- Styling More striking than the previous generation Maxima, the 2016 model features muscular-looking front fenders. The side pillars are blacked out to give the look that Nissan calls a "floating roof." Maxima designers say it was inspired by the canopy of a jet fighter. This design look worked well on dark-colored Maximas but was less successful on the white test cars.
- Performance While the Maxima doesn't quite live up to the company's description of it as a four-door sports car, it's a very lively drive for a large sedan. Acceleration is quick, thanks to the 300-horsepower, 3.5-liter V-6 engine that's standard on all versions of the Maxima. Even at highway speeds, hitting the gas pedal gives a swift, satisfying response.
The new transmission, in smooth continuously variable mode at lower speeds, changes to quick shifts when you push it at higher speeds. A button on the center console lets you shift to "sport" mode if you want to tackle curving back roads or otherwise push the Maxima. Partly from a reduction in weight, the new Maxima increases the estimated gas mileage in highway driving to 30 MPG, a 15 percent improvement over the last generation. City driving is rated for 22 MPG.

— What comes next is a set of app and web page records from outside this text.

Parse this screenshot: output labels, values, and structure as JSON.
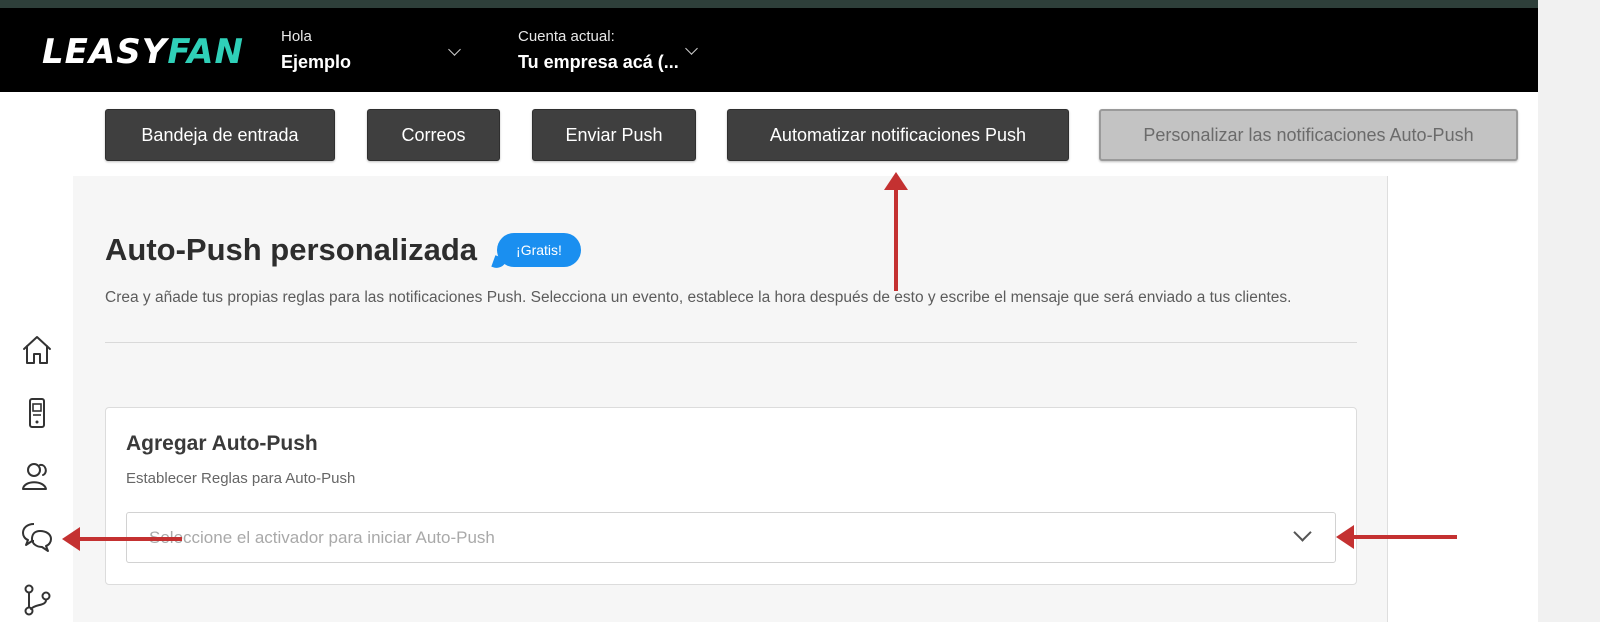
{
  "brand": {
    "logo_part1": "LEASY",
    "logo_part2": "FAN",
    "accent": "#2fd0b8"
  },
  "header": {
    "greeting_label": "Hola",
    "user_name": "Ejemplo",
    "account_label": "Cuenta actual:",
    "account_name": "Tu empresa acá (..."
  },
  "tabs": [
    {
      "label": "Bandeja de entrada",
      "active": false
    },
    {
      "label": "Correos",
      "active": false
    },
    {
      "label": "Enviar Push",
      "active": false
    },
    {
      "label": "Automatizar notificaciones Push",
      "active": false
    },
    {
      "label": "Personalizar las notificaciones Auto-Push",
      "active": true
    }
  ],
  "sidebar": {
    "icons": [
      "home-icon",
      "mobile-device-icon",
      "users-icon",
      "chat-icon",
      "workflow-icon"
    ]
  },
  "main": {
    "title": "Auto-Push personalizada",
    "badge": "¡Gratis!",
    "description": "Crea y añade tus propias reglas para las notificaciones Push. Selecciona un evento, establece la hora después de esto y escribe el mensaje que será enviado a tus clientes.",
    "card": {
      "title": "Agregar Auto-Push",
      "subtitle": "Establecer Reglas para Auto-Push",
      "select_placeholder": "Seleccione el activador para iniciar Auto-Push"
    }
  },
  "colors": {
    "header_bg": "#000000",
    "tab_bg": "#3f3f3f",
    "badge_bg": "#1a8ff0",
    "annotation_arrow": "#c43131"
  }
}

- Roominess and comfort The Maxima does indeed provide more leg room for backseat passengers than the entry-level luxury cars it's targeting, as the company likes to point out. A combination of the Maxima's suspension and its so-called zero gravity seats create an unusually comfortable ride at highway speed over rough pavement. (I had been over some of the same hard-riding stretches in a different vehicle earlier this month.)
- Safety The top three versions of the Maxima -- the SL, SR and Platinum -- have the latest safety equipment that started with luxury brands like Mercedes-Benz. That includes a drowsy driver warning that sounds an alarm if it detects a changing style of driving that could mean the driver is sleepy. Forward collision avoidance is coupled with adaptive cruise control, which keeps the car a certain distance from the vehicle ahead. If the radar sensors determine a crash is imminent, the system hits the brakes. Blind spot warning, which tells you if another car is in the lane next to you, has well-positioned signal lights at the driver's eye level.